### Data for this exercise

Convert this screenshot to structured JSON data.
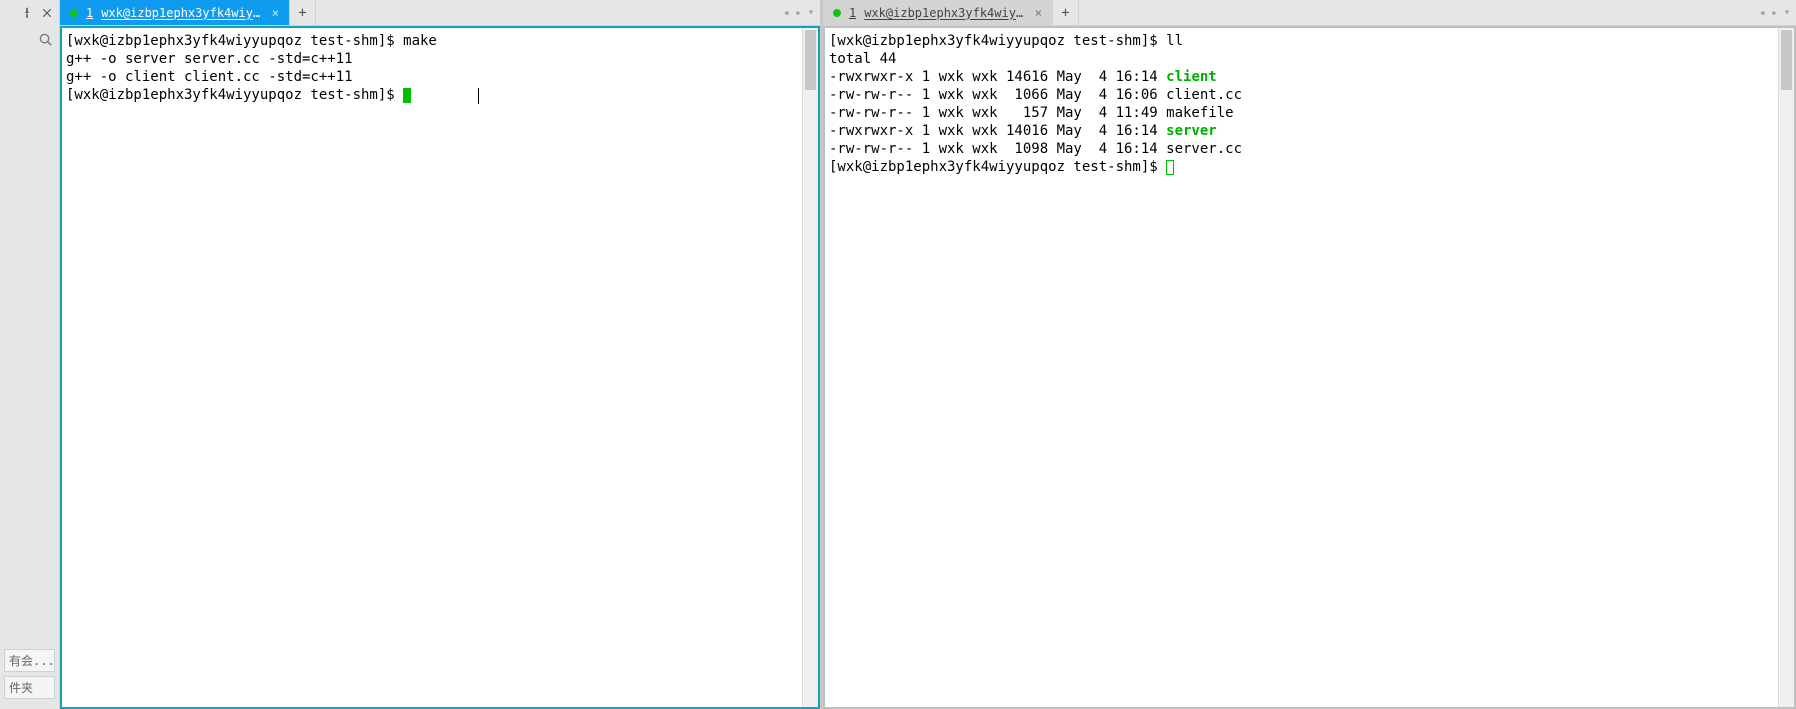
{
  "sidebar": {
    "bottom_chips": [
      "有会...",
      "件夹"
    ]
  },
  "panes": {
    "left": {
      "tab": {
        "num": "1",
        "label": "wxk@izbp1ephx3yfk4wiyy..."
      },
      "lines": [
        {
          "segments": [
            {
              "t": "[wxk@izbp1ephx3yfk4wiyyupqoz test-shm]$ make"
            }
          ]
        },
        {
          "segments": [
            {
              "t": "g++ -o server server.cc -std=c++11"
            }
          ]
        },
        {
          "segments": [
            {
              "t": "g++ -o client client.cc -std=c++11"
            }
          ]
        },
        {
          "segments": [
            {
              "t": "[wxk@izbp1ephx3yfk4wiyyupqoz test-shm]$ "
            },
            {
              "cursor": "block"
            }
          ]
        }
      ]
    },
    "right": {
      "tab": {
        "num": "1",
        "label": "wxk@izbp1ephx3yfk4wiyyup..."
      },
      "lines": [
        {
          "segments": [
            {
              "t": "[wxk@izbp1ephx3yfk4wiyyupqoz test-shm]$ ll"
            }
          ]
        },
        {
          "segments": [
            {
              "t": "total 44"
            }
          ]
        },
        {
          "segments": [
            {
              "t": "-rwxrwxr-x 1 wxk wxk 14616 May  4 16:14 "
            },
            {
              "t": "client",
              "cls": "hl-green"
            }
          ]
        },
        {
          "segments": [
            {
              "t": "-rw-rw-r-- 1 wxk wxk  1066 May  4 16:06 client.cc"
            }
          ]
        },
        {
          "segments": [
            {
              "t": "-rw-rw-r-- 1 wxk wxk   157 May  4 11:49 makefile"
            }
          ]
        },
        {
          "segments": [
            {
              "t": "-rwxrwxr-x 1 wxk wxk 14016 May  4 16:14 "
            },
            {
              "t": "server",
              "cls": "hl-green"
            }
          ]
        },
        {
          "segments": [
            {
              "t": "-rw-rw-r-- 1 wxk wxk  1098 May  4 16:14 server.cc"
            }
          ]
        },
        {
          "segments": [
            {
              "t": "[wxk@izbp1ephx3yfk4wiyyupqoz test-shm]$ "
            },
            {
              "cursor": "outline"
            }
          ]
        }
      ]
    }
  },
  "glyphs": {
    "close": "×",
    "plus": "+",
    "arrow_left": "◂",
    "arrow_right": "▸",
    "drop": "▾"
  }
}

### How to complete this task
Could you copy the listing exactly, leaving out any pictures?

### Exercise result
Convert this screenshot to structured JSON data.
{
  "sidebar": {
    "bottom_chips": [
      "有会...",
      "件夹"
    ]
  },
  "panes": {
    "left": {
      "tab": {
        "num": "1",
        "label": "wxk@izbp1ephx3yfk4wiyy..."
      },
      "lines": [
        {
          "segments": [
            {
              "t": "[wxk@izbp1ephx3yfk4wiyyupqoz test-shm]$ make"
            }
          ]
        },
        {
          "segments": [
            {
              "t": "g++ -o server server.cc -std=c++11"
            }
          ]
        },
        {
          "segments": [
            {
              "t": "g++ -o client client.cc -std=c++11"
            }
          ]
        },
        {
          "segments": [
            {
              "t": "[wxk@izbp1ephx3yfk4wiyyupqoz test-shm]$ "
            },
            {
              "cursor": "block"
            }
          ]
        }
      ]
    },
    "right": {
      "tab": {
        "num": "1",
        "label": "wxk@izbp1ephx3yfk4wiyyup..."
      },
      "lines": [
        {
          "segments": [
            {
              "t": "[wxk@izbp1ephx3yfk4wiyyupqoz test-shm]$ ll"
            }
          ]
        },
        {
          "segments": [
            {
              "t": "total 44"
            }
          ]
        },
        {
          "segments": [
            {
              "t": "-rwxrwxr-x 1 wxk wxk 14616 May  4 16:14 "
            },
            {
              "t": "client",
              "cls": "hl-green"
            }
          ]
        },
        {
          "segments": [
            {
              "t": "-rw-rw-r-- 1 wxk wxk  1066 May  4 16:06 client.cc"
            }
          ]
        },
        {
          "segments": [
            {
              "t": "-rw-rw-r-- 1 wxk wxk   157 May  4 11:49 makefile"
            }
          ]
        },
        {
          "segments": [
            {
              "t": "-rwxrwxr-x 1 wxk wxk 14016 May  4 16:14 "
            },
            {
              "t": "server",
              "cls": "hl-green"
            }
          ]
        },
        {
          "segments": [
            {
              "t": "-rw-rw-r-- 1 wxk wxk  1098 May  4 16:14 server.cc"
            }
          ]
        },
        {
          "segments": [
            {
              "t": "[wxk@izbp1ephx3yfk4wiyyupqoz test-shm]$ "
            },
            {
              "cursor": "outline"
            }
          ]
        }
      ]
    }
  },
  "glyphs": {
    "close": "×",
    "plus": "+",
    "arrow_left": "◂",
    "arrow_right": "▸",
    "drop": "▾"
  }
}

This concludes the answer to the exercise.